=== Begin Enclosure ===

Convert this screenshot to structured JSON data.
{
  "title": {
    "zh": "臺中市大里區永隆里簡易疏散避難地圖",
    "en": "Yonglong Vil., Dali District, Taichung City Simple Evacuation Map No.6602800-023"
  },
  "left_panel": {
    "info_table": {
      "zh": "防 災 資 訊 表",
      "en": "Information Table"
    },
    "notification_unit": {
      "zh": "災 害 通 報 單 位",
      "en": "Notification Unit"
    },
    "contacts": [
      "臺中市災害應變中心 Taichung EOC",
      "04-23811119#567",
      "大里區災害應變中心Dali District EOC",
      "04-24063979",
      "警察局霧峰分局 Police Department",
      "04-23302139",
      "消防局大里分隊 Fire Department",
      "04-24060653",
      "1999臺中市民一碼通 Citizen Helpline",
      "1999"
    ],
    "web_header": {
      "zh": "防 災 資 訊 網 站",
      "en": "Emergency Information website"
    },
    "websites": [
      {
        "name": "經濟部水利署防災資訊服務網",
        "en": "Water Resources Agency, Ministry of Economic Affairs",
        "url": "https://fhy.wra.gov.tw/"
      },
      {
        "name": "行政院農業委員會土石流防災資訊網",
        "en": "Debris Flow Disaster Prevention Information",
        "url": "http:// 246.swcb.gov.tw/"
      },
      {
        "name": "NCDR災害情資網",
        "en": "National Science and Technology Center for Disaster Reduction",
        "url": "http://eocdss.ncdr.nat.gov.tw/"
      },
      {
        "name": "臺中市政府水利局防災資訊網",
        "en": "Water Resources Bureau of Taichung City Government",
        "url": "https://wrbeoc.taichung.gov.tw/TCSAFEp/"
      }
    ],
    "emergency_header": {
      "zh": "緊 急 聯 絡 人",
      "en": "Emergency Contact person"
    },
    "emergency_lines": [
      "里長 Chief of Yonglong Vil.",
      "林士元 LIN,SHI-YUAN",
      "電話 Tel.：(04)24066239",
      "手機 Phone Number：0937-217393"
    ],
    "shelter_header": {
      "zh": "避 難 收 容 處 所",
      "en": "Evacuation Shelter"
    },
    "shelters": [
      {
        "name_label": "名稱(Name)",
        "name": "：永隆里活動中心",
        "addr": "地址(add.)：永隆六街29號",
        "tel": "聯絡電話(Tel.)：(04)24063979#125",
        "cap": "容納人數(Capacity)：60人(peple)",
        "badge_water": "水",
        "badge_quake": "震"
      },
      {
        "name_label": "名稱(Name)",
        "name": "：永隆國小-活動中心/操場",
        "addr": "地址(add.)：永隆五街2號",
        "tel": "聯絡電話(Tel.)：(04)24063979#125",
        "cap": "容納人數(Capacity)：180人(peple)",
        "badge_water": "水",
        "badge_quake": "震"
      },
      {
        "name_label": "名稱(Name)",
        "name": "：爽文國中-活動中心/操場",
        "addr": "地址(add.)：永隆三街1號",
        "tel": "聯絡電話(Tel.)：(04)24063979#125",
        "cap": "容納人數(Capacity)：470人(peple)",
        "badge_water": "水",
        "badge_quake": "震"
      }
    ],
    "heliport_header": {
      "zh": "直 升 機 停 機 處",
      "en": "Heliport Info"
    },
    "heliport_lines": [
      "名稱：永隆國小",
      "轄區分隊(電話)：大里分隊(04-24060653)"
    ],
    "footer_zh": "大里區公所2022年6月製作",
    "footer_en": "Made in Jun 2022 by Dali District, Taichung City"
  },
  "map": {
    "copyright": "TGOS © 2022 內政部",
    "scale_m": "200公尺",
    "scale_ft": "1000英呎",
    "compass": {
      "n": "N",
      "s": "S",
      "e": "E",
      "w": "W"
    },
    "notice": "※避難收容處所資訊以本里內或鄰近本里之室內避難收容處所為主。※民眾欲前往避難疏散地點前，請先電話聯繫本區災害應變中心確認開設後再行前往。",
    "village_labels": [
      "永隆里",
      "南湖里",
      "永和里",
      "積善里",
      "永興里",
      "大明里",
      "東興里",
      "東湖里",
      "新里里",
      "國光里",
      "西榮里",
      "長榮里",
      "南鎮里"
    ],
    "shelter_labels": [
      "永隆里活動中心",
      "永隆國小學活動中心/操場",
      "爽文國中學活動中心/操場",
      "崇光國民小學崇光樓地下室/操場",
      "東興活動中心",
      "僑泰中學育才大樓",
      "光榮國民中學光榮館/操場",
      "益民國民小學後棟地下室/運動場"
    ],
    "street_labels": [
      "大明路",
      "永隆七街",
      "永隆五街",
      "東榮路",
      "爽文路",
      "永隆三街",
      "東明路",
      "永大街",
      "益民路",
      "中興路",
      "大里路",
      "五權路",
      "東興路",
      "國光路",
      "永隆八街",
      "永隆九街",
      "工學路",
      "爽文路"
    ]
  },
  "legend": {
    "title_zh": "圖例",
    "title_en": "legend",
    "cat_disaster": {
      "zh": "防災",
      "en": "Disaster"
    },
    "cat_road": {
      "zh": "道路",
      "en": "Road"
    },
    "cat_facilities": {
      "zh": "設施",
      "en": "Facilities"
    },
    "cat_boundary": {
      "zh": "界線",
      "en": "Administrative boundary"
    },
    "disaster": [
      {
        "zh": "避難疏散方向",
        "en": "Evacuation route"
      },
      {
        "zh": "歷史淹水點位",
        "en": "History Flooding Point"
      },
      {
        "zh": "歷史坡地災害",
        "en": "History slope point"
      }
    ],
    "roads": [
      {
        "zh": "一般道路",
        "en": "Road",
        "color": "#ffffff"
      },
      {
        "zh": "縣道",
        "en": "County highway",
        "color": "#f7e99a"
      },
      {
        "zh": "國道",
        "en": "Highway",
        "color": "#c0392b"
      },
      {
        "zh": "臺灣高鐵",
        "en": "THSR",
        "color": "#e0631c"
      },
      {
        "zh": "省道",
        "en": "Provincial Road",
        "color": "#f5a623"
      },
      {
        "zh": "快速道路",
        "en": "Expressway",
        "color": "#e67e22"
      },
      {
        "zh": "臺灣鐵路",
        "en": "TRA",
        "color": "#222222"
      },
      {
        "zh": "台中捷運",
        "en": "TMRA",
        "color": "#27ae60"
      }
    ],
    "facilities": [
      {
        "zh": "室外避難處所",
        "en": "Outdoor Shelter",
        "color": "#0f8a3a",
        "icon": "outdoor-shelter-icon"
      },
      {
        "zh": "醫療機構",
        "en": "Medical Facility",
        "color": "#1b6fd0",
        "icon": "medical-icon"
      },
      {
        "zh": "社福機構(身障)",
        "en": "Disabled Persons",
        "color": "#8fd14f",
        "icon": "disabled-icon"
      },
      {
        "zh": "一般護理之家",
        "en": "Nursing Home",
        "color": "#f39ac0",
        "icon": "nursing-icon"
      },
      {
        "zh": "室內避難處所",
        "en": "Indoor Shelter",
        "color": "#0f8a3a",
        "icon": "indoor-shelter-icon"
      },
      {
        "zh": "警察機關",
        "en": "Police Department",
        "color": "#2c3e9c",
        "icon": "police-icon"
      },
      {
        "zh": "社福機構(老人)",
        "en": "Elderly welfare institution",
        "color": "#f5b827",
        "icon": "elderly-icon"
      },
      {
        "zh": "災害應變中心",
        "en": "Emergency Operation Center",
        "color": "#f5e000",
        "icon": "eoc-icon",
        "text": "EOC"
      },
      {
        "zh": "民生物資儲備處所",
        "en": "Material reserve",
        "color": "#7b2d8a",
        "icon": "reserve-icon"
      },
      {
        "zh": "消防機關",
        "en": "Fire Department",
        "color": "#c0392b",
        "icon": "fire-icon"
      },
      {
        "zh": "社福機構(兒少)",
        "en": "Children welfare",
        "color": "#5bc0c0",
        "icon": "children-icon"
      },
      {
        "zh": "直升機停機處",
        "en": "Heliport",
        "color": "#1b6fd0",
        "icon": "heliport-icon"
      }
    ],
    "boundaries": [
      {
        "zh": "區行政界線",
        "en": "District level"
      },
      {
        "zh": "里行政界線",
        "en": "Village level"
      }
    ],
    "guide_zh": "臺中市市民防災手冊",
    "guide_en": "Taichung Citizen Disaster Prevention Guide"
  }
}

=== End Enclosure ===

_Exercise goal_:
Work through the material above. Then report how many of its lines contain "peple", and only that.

_Solution to this exercise_:
3